With 13 CNC machining centers in 5800 sq.ft. Scott had the arduous task of assessing which machines could benefit the most by a workholding upgrade and started there. “We couldn’t do every machine at once,” tells Scott. “We have made huge strides over the past few years and still have a couple systems left to complete.” To date Scott has added: 2-1040 Chick MultiLOK systems, 2 Chick OneLOK systems, 2-1550 MultiLOK systems, 8 QwikLOK systems and multiple Chick sub-plate Foundations. “If I need something quickly chances are Brian Harrigan at Chick has it in stock and gets it to me within a day or two. The support from Brian and Chick Workholding has been just as good after the sale as it was before I purchased their products. We learned tooling tricks that were a revelation for us. Maybe they were not to the rest of the world, but for us they were and that’s what matters. The ease of use, and the repeatability are only two aspects why we love their products. It is amazing how we went so long without them. I will never go back to old school steel vices again.”

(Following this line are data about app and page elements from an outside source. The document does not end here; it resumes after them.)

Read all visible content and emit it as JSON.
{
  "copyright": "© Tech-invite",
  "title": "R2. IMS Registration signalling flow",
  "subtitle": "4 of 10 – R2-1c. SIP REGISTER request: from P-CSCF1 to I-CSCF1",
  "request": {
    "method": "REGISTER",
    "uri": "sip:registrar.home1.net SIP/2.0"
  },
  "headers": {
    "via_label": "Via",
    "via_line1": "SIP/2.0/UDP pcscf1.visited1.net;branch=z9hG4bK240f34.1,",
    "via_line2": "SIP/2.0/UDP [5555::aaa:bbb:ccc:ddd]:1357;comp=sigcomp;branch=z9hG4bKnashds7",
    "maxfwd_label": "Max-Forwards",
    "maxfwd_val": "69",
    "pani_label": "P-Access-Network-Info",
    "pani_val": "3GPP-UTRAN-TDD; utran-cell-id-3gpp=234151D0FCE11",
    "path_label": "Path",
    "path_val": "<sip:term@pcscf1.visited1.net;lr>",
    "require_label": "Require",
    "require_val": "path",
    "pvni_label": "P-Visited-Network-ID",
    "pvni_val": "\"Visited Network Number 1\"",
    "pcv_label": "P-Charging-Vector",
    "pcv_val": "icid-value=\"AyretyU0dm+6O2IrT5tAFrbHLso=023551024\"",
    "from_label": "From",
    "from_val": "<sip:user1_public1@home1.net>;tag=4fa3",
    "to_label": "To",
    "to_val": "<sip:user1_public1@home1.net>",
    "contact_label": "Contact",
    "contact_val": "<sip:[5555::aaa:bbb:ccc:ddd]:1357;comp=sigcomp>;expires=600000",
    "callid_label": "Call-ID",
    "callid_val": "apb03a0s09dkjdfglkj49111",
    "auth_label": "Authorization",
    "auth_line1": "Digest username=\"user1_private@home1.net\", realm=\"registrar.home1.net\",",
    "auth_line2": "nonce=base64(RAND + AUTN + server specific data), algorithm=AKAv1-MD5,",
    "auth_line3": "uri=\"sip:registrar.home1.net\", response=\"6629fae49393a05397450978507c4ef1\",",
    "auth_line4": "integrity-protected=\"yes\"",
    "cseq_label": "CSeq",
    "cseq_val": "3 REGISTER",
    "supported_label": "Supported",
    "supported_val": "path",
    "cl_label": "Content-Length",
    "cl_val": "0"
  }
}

2018 is right around the corner and already AMI is looking forward to continued growth. Their Harley parts customer has been so impressed with the added production capabilities that AMI was just awarded a new family of parts to manufacture. It is a chain tensioner system that attaches to the cam plates. Manufacturing times were slow on their old vertical machine so without hesitation Scott made another call to Gosiger and to Chick Workholding Solutions. “I bought a Hardinge Bridgeport V480 twin vertical pallet machining center,” explains Scott. “It is a really powerful machine in a compact size. It has only been on our floor for a couple months. The first thing we did when it got here was get Chick out to setup a work holding solution.” They added a Chick Foundation sub-plate and six QwikLOKs allowing Scott the versatility needed to run a variety of setups. “We went from one part at a time to three,” tells Scott. “Time per part dropped from 8 minutes down to only 3.”
“Over the years we did great work with what we had,” concludes Scott. “Now we do even better work and a lot more of it. I’m a little embarrassed that it took so long to get to this point, but I’m glad we did. I look forward to the future and what Arrow Machine Industries Inc. adds to American manufacturing. We’ve come a long way since that airport hanger. I’m proud of my employees and proud of what we produce. I’m eternally grateful to Grandpa Harold for his support and encouragement over the years. Christine, my wonderful wife of 22 years saw something in me that I didn’t yet see and we came on this journey together.”